In the government’s latest effort to temper inflation and hold back surging interest rates, Union finance minister P. Chidambaram asked the heads of India’s public sector banks to focus on “productive sectors” while lending money and reduce the quantum of expensive deposits. His directives came in a meeting with the bank chiefs on Thursday. The ruling United Progressive Alliance must grapple with rising inflation and interest rates as it tries to ensure that the country’s economy continues to grow by at least 8.5%, the average rate of growth over the past three years. He also asked the banks to lend more to people from minority communities.
Chidambaram, who said after the meeting that banks need to bring down their exposure to the stock markets and real estate, added that he had “advised banks that the credit growth of 30% has to be moderated”. Credit grew 27.6% in the 12 months to 30 March, according to data provided by the Reserve Bank of India (RBI), fuelled by sustained growth in demand for loans from companies and individuals in an economy that grew by 9.2% in 2006-07 according to government estimates. Inflation, as measured by the rise in wholesale prices, touched a high of 6.63% in February before falling to 5.74% for the week ended 30 March, far higher than the central bank’s estimate of 5-5.5% for the year.
RBI had previously asked banks to regulate their credit to the real-estate sector and this issue came up for discussion in the meeting, said bankers and government officials present at the meeting, who did not wish to be identified. The central bank has already made loans to the sector more costly by raising provisioning norms, or the amount of money banks need to provide as cushion against loans. A finance ministry official, who did not wish to be identified, had previously said that the government believed that real- estate credit was crowding out credit to the manufacturing sector. Some bankers disagreed with this at the meeting and said that they believed adequate credit had been directed to other sectors.
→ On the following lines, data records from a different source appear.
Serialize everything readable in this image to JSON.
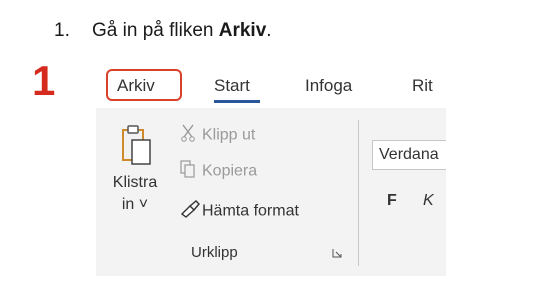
{
  "instruction": {
    "number": "1.",
    "text_before": "Gå in på fliken ",
    "emphasis": "Arkiv",
    "text_after": "."
  },
  "callout_number": "1",
  "ribbon": {
    "tabs": {
      "file": "Arkiv",
      "home": "Start",
      "insert": "Infoga",
      "draw": "Rit"
    },
    "clipboard": {
      "paste_line1": "Klistra",
      "paste_line2": "in ˅",
      "cut": "Klipp ut",
      "copy": "Kopiera",
      "format_painter": "Hämta format",
      "group_label": "Urklipp"
    },
    "font": {
      "font_name": "Verdana",
      "bold": "F",
      "italic": "K"
    }
  },
  "colors": {
    "callout": "#d52b1e",
    "highlight_border": "#d9412b",
    "active_tab_underline": "#2b579a",
    "ribbon_background": "#f3f3f3"
  }
}
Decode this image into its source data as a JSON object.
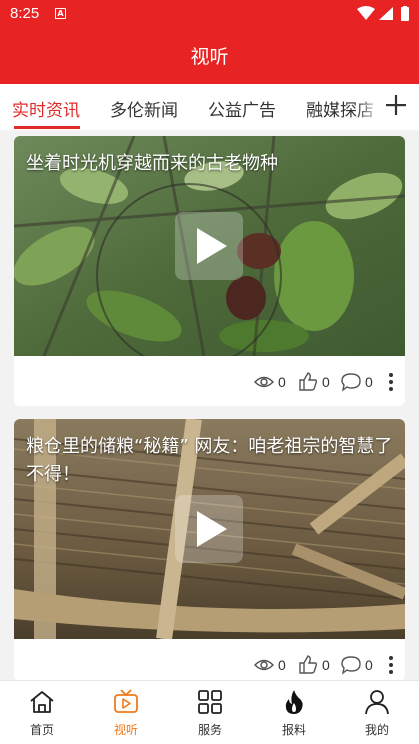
{
  "status": {
    "time": "8:25",
    "notification_icon": "a-icon"
  },
  "header": {
    "title": "视听"
  },
  "tabs": [
    {
      "label": "实时资讯",
      "active": true
    },
    {
      "label": "多伦新闻",
      "active": false
    },
    {
      "label": "公益广告",
      "active": false
    },
    {
      "label": "融媒探店",
      "active": false
    }
  ],
  "cards": [
    {
      "title": "坐着时光机穿越而来的古老物种",
      "views": "0",
      "likes": "0",
      "comments": "0"
    },
    {
      "title": "粮仓里的储粮“秘籍” 网友：咱老祖宗的智慧了不得！",
      "views": "0",
      "likes": "0",
      "comments": "0"
    }
  ],
  "nav": [
    {
      "label": "首页",
      "icon": "home-icon",
      "active": false
    },
    {
      "label": "视听",
      "icon": "tv-icon",
      "active": true
    },
    {
      "label": "服务",
      "icon": "grid-icon",
      "active": false
    },
    {
      "label": "报料",
      "icon": "fire-icon",
      "active": false
    },
    {
      "label": "我的",
      "icon": "user-icon",
      "active": false
    }
  ],
  "colors": {
    "brand_red": "#e82323",
    "active_tab": "#e02a2a",
    "active_nav": "#f07a1a"
  }
}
Loans to the housing and real-estate sector in India rose by more than 50% to Rs2.13 lakh crore in 2006-07, according to data provided by RBI.
The bankers at the meeting asked for a change in guidelines on real-estate lending, said a government official. Prevailing RBI norms make a real-estate loan in excess of Rs20 lakh to an individual as expensive as a ‘commercial’ loan (or money loaned to buy commercial property), even if the borrower uses it to buy a house, by requiring the same provisioning norms for it (provisioning norms are stiffer for ‘commercial’ loans). Bankers asked for this limit to be raised to Rs30 lakh.
The government also sought to nudge banks towards lending more to minority communities during the meeting. Chidambaram said the government had identified 103 districts where the proportion of minority population exceeds 25%, and asked banks to increase their physical presence in them and lend more to minorities.
Vinod Rai, secretary, financial services, at the finance ministry, said after the meeting that bankers had been told that low-cost deposits (from savings and current accounts) had to constitute at least 40% of overall deposits.
The ministry expressed its worry that expensive bulk deposits from companies were fuelling credit growth, he added. Outstanding deposits grew by 24.8% in the 12 months to 16 March to Rs25.05 lakh crore. A large part of this growth came from expensive term deposits.
To meet the government’s expectation and lend more to certain sectors, banks will have to raise additional capital to meet the Basel-II norms on capital adequacy that will become effective from 1 April 2008 for most banks. Banks in India currently have to maintain Rs9 of capital adequacy for every Rs100 they lend. This will remain at Rs9 once the new norm kicks in, but provisioning would rise and state-owned banks would need to raise Rs50,000 crore of additional capital, said Rai. A part of that—the precise amount was not available—would have to be in the form of equity capital. The State Bank of India plans to make a share issue, its chairman Om Prakash Bhatt said, but did not specify a time frame.
The ability of banks to raise money through a sale of shares is limited because the government is unwilling to dilute its equity stake in them to below 51%. Of the 28 state-owned banks, the government has little headroom in about eight banks to dilute its stake further without breaching this limit. Finance ministry officials did not indicate what they had in mind to help these banks raise more equity to meet Basel-II norms. Some of the bankers wanted the investment ceiling for foreign institutional investors (FIIs) increased above the current 20% to help them raise equity, a government official said.
(Bloomberg contributed to this story.)